(Data shown)

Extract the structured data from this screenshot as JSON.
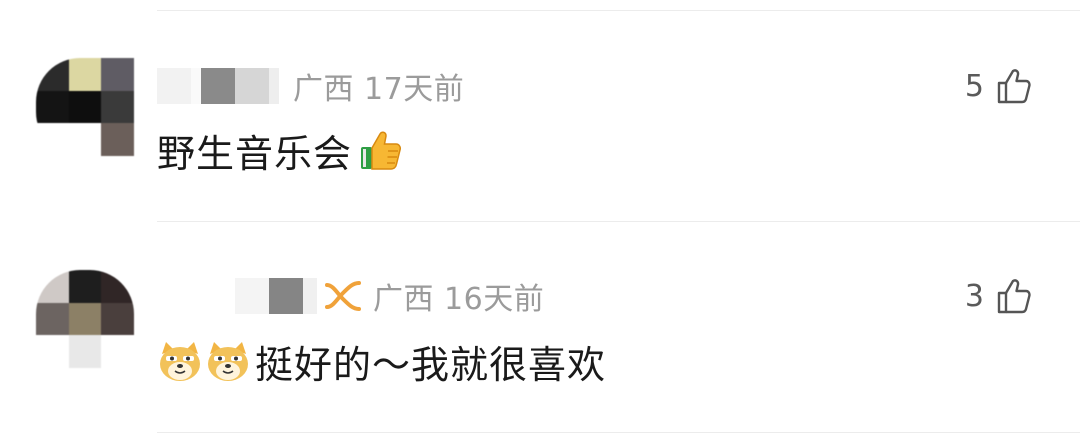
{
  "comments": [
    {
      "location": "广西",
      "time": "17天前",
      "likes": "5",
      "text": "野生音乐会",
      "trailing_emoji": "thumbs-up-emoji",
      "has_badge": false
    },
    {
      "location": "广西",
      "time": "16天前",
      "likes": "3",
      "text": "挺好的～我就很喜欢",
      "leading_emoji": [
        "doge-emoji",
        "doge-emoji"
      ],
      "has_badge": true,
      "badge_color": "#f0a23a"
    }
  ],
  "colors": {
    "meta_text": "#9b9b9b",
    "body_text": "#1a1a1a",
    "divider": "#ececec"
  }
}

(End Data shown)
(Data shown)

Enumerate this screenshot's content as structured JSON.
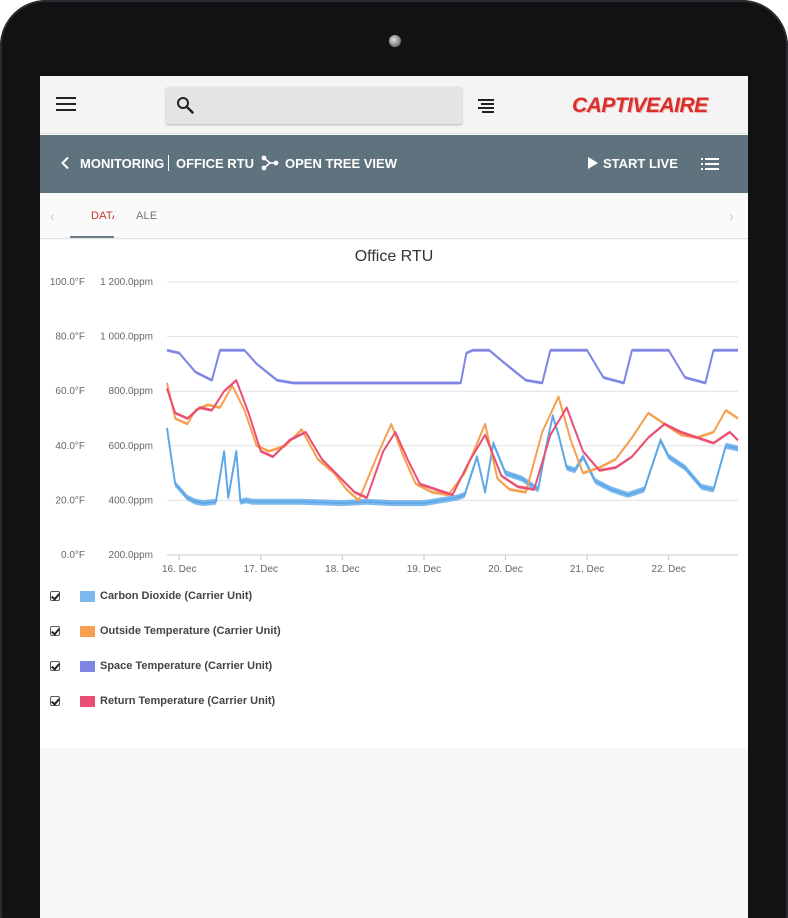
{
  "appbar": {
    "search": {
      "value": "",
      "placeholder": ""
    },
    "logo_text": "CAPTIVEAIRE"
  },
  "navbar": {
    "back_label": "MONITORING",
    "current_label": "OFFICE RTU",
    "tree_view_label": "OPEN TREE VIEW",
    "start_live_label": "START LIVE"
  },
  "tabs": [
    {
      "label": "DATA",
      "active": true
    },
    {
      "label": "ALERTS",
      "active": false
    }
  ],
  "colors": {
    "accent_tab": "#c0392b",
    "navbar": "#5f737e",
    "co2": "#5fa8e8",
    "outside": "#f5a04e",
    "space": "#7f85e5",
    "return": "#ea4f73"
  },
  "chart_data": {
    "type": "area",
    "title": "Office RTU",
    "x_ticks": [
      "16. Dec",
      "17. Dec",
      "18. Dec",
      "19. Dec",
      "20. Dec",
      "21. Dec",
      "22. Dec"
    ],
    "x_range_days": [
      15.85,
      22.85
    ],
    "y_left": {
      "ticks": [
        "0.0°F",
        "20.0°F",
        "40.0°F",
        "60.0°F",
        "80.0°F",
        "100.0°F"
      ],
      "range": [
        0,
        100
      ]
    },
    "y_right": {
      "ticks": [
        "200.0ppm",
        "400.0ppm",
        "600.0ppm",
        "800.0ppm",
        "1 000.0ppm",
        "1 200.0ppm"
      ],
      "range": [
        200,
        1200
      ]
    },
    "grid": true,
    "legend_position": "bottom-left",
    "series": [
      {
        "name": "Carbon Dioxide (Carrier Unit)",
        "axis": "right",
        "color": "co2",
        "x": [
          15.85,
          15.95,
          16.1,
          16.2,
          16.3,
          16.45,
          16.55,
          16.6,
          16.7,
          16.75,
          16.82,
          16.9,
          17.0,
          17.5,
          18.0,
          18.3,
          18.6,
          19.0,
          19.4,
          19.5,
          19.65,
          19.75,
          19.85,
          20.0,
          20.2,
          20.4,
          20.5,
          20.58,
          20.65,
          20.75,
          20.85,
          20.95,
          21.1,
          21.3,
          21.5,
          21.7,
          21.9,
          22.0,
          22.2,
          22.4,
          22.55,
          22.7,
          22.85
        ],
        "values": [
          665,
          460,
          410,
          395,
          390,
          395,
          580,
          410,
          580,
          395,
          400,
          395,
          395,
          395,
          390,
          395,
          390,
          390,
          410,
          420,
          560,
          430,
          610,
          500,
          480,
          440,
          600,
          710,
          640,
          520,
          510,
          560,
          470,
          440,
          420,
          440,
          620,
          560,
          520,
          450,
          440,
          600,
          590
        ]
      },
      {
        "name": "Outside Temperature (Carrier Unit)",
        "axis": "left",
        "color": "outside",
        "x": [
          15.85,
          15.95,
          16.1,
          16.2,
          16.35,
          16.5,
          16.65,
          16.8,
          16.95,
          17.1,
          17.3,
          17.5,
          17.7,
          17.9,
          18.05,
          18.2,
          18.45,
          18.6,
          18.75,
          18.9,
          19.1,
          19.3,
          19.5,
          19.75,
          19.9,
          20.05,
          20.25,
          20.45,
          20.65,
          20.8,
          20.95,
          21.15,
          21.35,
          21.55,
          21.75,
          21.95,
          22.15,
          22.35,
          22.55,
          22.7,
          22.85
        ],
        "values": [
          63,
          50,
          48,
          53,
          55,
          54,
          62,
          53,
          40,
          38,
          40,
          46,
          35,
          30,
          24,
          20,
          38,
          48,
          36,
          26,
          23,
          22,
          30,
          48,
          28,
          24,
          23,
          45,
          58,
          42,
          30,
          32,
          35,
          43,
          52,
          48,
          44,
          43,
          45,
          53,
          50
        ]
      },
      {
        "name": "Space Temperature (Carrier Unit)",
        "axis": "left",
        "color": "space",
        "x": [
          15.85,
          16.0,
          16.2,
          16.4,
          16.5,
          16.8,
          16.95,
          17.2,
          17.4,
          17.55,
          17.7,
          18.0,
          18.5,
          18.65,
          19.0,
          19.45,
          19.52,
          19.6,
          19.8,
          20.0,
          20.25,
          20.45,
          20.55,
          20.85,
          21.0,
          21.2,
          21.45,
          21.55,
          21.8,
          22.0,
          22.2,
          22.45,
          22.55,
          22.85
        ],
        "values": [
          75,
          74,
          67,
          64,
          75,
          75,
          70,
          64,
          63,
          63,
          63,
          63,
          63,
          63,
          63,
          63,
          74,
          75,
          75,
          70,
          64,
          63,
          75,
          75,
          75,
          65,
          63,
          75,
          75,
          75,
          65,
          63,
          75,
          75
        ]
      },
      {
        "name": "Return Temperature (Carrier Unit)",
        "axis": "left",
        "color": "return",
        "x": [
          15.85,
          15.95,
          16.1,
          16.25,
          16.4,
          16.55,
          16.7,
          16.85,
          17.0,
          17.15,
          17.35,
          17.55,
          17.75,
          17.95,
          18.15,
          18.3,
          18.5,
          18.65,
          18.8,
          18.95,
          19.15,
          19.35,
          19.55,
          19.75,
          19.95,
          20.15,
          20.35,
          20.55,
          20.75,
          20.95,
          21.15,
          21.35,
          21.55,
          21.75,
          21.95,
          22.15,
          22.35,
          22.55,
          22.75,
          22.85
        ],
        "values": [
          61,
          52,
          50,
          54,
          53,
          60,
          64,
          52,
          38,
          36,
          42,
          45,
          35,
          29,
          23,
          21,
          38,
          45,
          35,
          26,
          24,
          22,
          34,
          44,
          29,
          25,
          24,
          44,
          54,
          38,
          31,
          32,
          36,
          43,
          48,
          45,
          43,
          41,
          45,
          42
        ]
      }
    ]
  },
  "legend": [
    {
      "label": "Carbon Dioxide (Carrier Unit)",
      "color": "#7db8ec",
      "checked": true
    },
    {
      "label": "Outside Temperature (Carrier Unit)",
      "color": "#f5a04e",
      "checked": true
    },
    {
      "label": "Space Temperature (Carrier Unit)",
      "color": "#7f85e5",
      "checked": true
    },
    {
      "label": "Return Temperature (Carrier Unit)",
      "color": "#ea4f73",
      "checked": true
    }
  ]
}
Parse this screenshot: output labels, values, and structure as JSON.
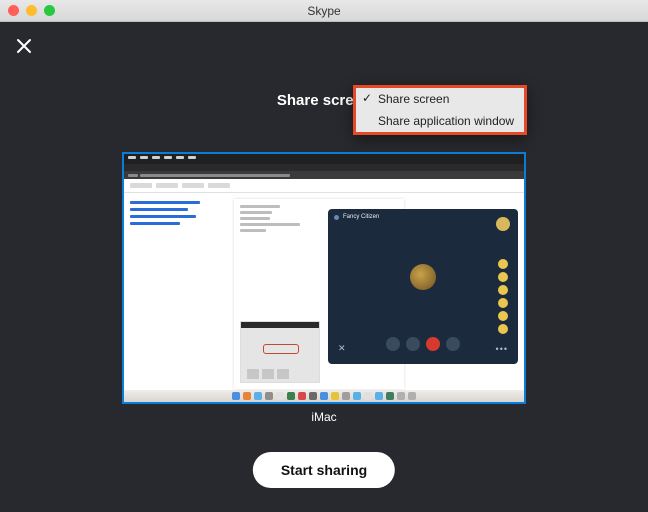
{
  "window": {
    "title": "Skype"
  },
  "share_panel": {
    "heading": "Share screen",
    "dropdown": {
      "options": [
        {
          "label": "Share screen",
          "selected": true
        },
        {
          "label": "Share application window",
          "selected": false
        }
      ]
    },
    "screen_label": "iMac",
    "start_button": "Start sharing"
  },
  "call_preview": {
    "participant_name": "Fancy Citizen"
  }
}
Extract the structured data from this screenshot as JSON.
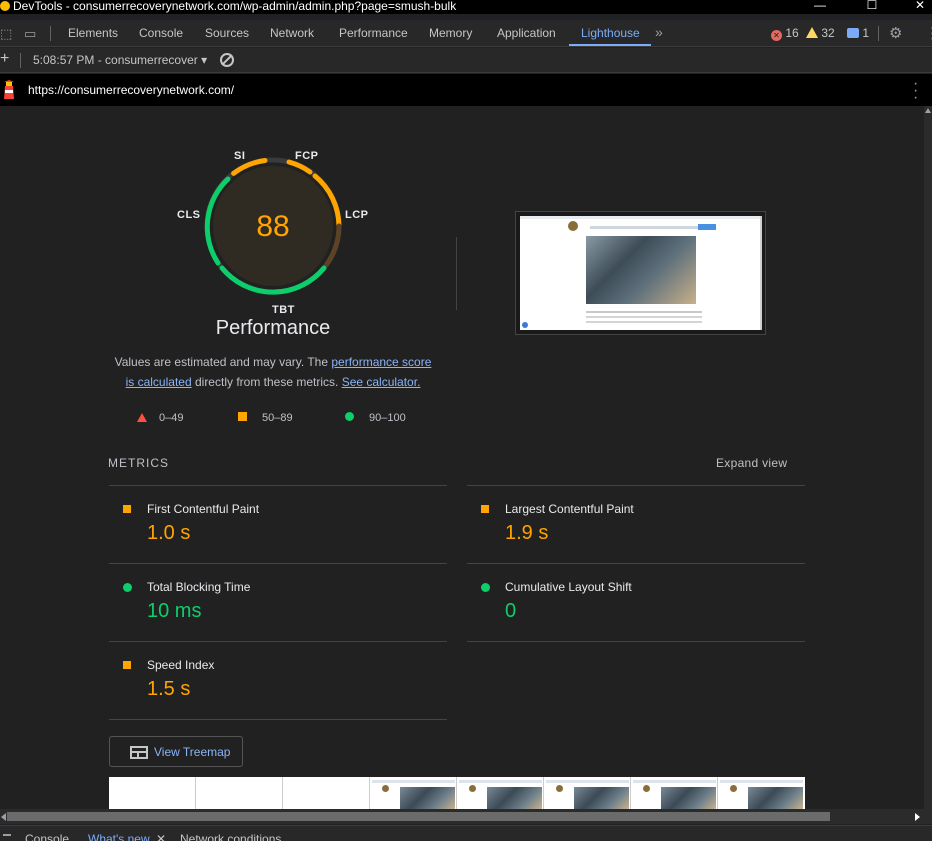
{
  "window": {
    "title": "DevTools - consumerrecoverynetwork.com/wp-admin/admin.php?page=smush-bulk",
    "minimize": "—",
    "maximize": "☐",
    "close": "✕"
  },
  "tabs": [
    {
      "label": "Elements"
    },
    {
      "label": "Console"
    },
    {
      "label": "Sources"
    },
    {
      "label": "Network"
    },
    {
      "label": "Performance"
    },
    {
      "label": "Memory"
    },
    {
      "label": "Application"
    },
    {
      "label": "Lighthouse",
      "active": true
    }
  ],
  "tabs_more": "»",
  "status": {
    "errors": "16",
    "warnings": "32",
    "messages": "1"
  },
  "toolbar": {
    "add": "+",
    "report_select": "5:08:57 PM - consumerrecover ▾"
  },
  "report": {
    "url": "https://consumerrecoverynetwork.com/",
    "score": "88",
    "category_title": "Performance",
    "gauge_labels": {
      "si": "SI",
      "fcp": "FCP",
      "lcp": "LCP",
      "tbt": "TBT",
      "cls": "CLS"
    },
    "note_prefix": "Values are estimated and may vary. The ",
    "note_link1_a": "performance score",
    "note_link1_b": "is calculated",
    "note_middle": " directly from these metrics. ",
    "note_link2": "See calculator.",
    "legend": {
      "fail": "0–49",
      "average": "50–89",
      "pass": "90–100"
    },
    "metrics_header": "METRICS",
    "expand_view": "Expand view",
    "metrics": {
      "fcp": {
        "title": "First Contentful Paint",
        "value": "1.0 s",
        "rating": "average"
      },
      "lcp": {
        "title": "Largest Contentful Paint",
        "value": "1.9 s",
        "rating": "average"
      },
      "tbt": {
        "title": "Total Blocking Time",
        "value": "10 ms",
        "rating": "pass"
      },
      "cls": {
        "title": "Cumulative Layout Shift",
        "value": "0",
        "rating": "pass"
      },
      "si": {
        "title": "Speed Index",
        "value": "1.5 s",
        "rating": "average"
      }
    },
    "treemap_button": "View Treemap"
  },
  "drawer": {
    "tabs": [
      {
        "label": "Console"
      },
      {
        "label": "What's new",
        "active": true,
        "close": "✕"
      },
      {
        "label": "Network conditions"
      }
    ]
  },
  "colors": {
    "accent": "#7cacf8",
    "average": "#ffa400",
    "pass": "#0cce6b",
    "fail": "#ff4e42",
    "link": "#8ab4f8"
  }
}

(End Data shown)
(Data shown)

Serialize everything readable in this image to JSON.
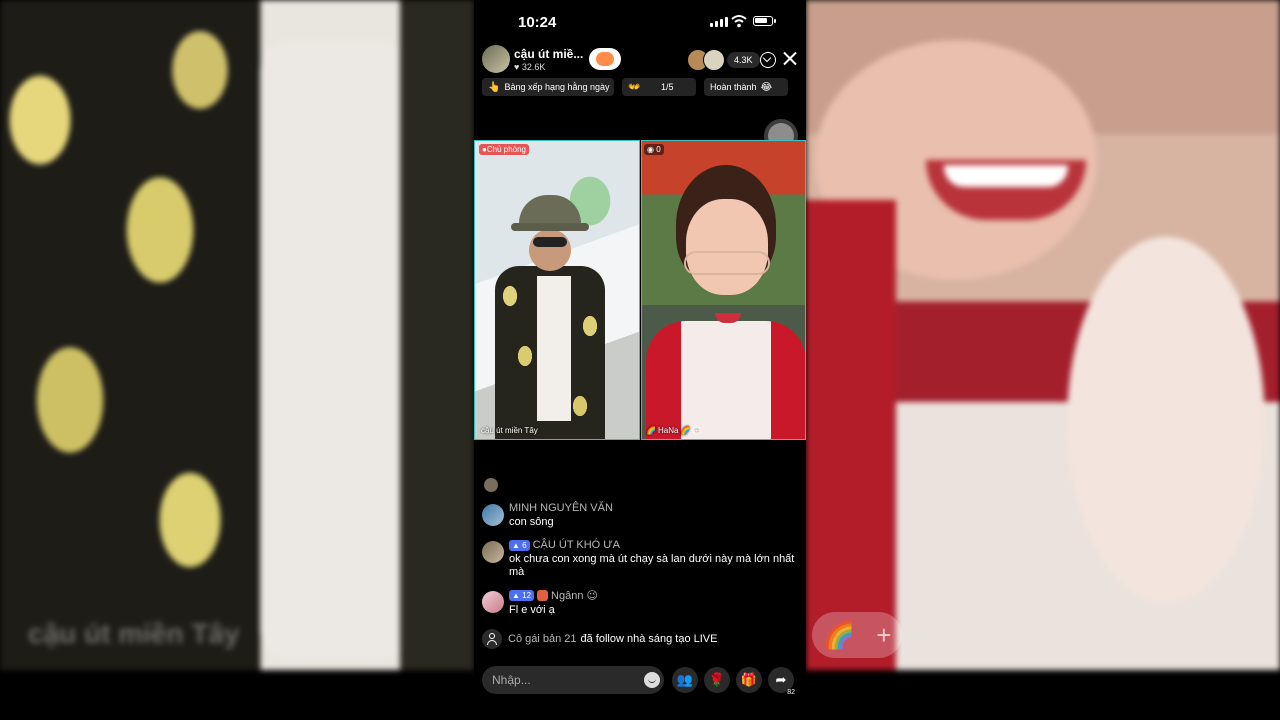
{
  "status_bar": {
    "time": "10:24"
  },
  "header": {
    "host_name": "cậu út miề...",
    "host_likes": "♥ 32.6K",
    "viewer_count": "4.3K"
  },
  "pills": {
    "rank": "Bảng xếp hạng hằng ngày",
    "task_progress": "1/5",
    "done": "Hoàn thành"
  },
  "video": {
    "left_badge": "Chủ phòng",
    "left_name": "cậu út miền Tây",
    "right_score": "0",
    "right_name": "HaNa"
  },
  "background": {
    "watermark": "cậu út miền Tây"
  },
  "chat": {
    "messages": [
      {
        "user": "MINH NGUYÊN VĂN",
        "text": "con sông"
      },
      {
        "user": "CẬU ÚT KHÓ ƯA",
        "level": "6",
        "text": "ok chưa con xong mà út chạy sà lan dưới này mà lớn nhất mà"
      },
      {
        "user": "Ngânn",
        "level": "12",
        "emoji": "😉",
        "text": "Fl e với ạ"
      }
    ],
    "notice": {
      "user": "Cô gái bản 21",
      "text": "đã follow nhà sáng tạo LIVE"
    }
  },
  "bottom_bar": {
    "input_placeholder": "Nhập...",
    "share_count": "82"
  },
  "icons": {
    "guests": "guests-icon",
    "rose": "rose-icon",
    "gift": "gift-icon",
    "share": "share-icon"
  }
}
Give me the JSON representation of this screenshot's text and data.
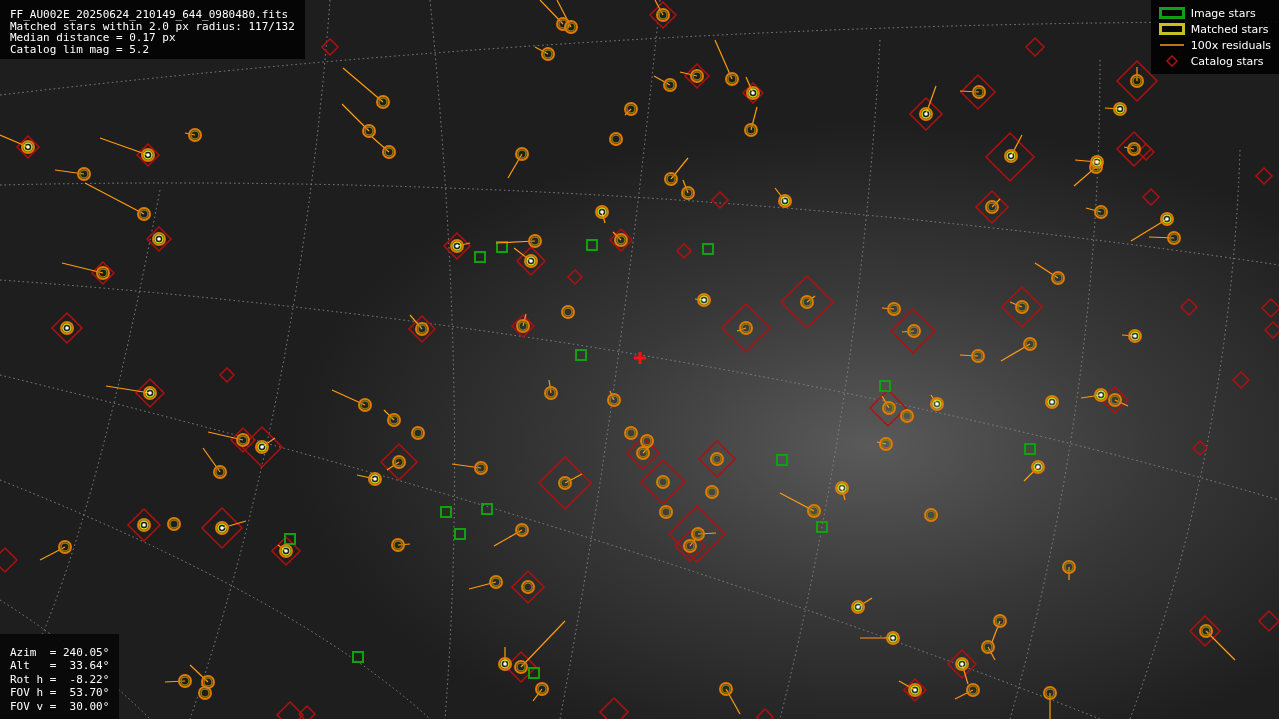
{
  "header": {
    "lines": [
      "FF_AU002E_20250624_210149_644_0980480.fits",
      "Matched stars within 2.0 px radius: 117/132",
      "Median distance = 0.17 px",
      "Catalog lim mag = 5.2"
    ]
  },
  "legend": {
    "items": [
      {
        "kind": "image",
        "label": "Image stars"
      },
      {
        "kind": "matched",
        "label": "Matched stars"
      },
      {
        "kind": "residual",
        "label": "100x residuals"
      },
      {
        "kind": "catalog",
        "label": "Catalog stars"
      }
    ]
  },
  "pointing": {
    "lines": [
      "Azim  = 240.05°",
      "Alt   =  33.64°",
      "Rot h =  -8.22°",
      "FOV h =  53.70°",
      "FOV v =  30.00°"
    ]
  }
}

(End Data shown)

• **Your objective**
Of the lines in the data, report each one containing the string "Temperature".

• **Your solution**
        "name": "Outside Temperature (Carrier Unit)",
        "name": "Space Temperature (Carrier Unit)",
        "name": "Return Temperature (Carrier Unit)",
      "label": "Outside Temperature (Carrier Unit)",
      "label": "Space Temperature (Carrier Unit)",
      "label": "Return Temperature (Carrier Unit)",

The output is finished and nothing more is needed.